PROVIDED MATERIAL:
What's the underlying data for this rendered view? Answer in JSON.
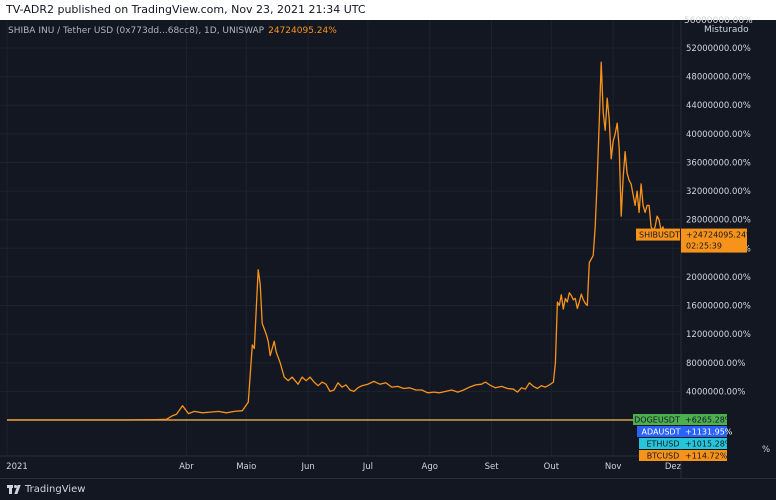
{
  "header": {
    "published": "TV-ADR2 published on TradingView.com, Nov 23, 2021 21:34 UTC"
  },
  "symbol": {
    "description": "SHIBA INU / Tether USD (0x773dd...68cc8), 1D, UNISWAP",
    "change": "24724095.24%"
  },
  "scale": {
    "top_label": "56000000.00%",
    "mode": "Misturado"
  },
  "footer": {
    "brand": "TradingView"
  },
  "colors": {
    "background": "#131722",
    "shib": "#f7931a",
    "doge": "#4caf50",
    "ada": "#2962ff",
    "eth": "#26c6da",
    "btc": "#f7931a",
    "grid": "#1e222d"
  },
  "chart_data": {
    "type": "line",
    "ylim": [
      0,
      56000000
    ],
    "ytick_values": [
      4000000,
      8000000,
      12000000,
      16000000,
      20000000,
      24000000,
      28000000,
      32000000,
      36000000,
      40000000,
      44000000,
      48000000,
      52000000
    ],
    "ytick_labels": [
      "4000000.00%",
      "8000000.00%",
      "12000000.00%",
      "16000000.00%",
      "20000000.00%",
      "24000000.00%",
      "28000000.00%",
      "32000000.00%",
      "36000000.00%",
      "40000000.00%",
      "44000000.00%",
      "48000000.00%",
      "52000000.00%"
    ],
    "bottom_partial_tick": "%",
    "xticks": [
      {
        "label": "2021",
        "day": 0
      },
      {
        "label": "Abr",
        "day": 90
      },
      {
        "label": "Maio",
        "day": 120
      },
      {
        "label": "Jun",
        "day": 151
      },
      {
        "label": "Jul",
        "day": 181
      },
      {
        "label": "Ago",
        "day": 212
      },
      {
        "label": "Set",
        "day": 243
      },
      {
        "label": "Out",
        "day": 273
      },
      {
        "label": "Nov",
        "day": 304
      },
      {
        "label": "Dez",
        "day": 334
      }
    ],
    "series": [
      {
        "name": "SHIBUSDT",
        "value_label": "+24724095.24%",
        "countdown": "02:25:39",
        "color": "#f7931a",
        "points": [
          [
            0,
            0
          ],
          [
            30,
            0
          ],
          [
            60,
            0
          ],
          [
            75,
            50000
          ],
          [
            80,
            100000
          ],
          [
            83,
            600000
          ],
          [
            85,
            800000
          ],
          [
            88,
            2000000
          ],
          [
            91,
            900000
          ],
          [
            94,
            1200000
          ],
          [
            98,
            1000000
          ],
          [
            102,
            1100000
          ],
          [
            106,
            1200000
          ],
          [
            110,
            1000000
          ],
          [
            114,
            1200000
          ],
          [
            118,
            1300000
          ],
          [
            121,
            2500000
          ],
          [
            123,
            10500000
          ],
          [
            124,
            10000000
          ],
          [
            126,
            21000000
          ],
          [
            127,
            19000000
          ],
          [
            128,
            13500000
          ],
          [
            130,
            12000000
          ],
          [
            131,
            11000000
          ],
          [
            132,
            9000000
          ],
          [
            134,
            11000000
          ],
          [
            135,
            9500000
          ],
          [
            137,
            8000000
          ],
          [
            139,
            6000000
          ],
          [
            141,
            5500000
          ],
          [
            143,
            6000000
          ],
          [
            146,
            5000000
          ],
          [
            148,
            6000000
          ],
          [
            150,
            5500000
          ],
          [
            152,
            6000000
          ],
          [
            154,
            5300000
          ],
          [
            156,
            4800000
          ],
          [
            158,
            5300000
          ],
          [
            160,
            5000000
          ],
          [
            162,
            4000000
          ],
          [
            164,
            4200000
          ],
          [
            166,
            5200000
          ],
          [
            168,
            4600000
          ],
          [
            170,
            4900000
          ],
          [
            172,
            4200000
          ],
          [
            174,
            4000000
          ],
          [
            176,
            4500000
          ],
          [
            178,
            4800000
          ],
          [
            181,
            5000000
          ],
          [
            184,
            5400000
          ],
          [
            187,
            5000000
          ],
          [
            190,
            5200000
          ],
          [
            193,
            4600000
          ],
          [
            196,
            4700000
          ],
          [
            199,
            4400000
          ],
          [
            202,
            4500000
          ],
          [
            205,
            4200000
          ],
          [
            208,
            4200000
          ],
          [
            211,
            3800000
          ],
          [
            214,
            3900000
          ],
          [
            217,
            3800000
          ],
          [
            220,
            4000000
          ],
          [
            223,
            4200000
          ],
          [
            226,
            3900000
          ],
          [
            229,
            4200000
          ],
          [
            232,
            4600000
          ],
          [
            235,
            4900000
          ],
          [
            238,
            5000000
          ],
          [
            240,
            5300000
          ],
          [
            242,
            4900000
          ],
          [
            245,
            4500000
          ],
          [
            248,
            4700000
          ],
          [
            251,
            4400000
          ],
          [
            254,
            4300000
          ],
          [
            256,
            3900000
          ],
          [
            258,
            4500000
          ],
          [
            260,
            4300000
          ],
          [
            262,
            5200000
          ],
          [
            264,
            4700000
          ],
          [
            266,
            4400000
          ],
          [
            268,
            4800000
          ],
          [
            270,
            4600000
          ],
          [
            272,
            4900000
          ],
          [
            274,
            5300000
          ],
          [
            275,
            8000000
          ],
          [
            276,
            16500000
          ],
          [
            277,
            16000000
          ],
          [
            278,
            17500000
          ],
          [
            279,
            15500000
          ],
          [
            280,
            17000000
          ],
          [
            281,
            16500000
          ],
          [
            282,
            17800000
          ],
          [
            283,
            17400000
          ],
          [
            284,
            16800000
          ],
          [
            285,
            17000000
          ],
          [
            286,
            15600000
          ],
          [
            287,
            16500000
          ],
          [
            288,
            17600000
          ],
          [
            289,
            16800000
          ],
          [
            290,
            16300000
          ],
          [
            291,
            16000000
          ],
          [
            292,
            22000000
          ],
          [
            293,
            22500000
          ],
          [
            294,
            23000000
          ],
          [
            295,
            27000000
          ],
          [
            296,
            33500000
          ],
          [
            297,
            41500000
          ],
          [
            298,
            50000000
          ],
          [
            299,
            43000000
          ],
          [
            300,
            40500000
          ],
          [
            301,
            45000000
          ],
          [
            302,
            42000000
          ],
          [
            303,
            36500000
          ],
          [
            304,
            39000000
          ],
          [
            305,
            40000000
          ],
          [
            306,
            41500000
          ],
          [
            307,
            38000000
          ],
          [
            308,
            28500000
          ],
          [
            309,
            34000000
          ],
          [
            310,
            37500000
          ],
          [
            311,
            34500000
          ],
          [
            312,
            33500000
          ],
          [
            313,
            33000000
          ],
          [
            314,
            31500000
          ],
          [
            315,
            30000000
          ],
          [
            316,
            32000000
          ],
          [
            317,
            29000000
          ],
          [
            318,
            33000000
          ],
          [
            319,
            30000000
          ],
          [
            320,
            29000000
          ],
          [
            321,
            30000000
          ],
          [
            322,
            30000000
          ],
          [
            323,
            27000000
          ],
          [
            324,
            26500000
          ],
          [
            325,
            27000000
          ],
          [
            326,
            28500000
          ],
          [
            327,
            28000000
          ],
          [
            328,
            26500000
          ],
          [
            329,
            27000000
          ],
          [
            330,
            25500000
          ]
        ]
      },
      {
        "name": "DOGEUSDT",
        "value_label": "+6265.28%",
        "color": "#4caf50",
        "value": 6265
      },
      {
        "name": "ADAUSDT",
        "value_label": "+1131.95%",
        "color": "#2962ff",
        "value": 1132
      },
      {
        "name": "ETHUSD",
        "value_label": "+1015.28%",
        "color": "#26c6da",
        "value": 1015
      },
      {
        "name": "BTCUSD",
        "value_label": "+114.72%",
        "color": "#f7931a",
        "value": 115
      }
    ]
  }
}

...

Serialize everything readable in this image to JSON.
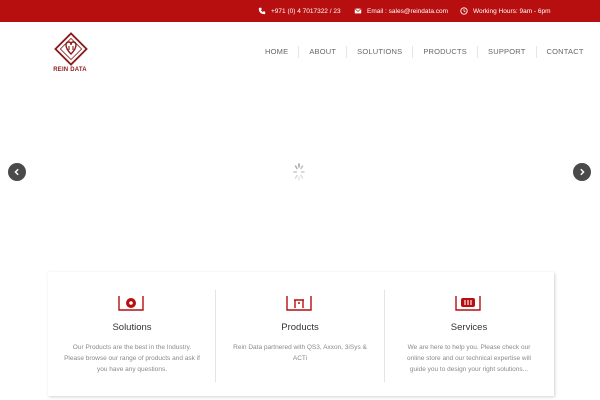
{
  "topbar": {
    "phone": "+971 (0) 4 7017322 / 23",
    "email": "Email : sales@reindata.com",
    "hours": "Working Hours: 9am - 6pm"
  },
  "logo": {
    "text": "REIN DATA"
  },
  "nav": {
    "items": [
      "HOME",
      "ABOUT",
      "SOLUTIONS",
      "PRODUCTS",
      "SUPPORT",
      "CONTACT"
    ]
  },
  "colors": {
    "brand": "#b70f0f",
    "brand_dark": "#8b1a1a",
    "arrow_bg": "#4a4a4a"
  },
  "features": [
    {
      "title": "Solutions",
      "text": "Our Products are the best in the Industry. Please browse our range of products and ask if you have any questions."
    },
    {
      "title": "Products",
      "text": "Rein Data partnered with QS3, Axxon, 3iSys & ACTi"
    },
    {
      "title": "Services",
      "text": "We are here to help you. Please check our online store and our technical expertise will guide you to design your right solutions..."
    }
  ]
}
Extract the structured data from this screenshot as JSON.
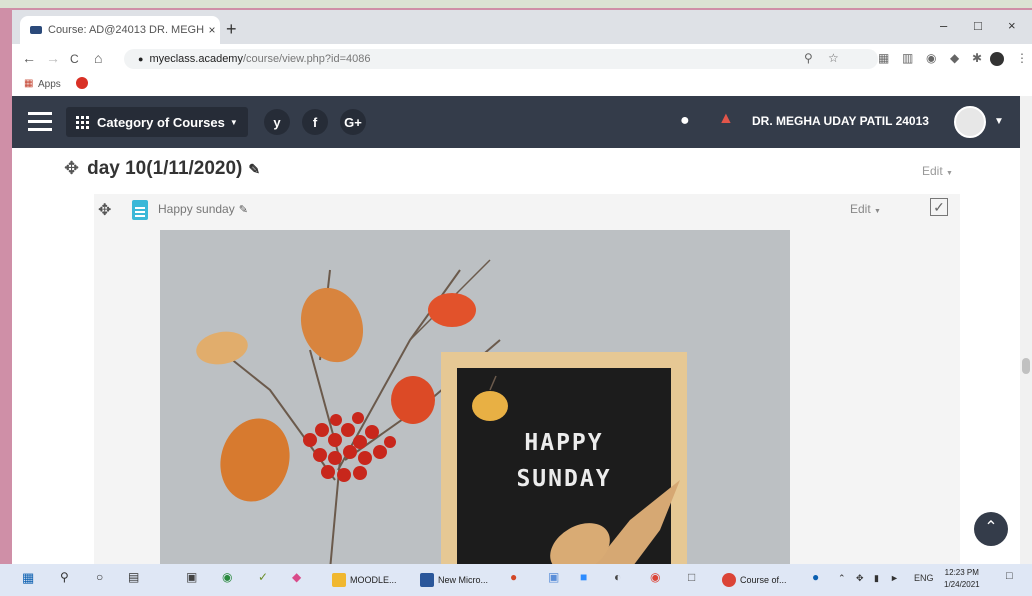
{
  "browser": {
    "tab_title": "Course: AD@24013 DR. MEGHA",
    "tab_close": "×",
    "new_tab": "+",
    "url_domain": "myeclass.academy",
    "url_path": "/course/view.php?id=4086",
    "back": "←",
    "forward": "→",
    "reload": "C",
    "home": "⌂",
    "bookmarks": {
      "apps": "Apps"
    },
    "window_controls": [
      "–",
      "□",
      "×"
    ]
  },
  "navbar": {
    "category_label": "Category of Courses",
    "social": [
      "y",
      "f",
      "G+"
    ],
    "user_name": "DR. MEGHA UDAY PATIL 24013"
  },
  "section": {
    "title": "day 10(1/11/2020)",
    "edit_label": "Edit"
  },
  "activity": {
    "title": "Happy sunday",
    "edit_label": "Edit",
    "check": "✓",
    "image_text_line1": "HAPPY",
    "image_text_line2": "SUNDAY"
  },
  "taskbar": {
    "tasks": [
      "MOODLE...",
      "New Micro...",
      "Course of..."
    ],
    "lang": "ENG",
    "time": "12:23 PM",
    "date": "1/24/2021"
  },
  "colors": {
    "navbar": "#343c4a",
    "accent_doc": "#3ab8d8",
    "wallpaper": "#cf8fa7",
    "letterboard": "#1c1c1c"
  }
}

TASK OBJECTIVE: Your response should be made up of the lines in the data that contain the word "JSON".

ANSWER SECTION:
What's the underlying data for this rendered view? Answer in JSON.
Serialize everything readable in this image to JSON.
Extract the structured data from this screenshot as JSON.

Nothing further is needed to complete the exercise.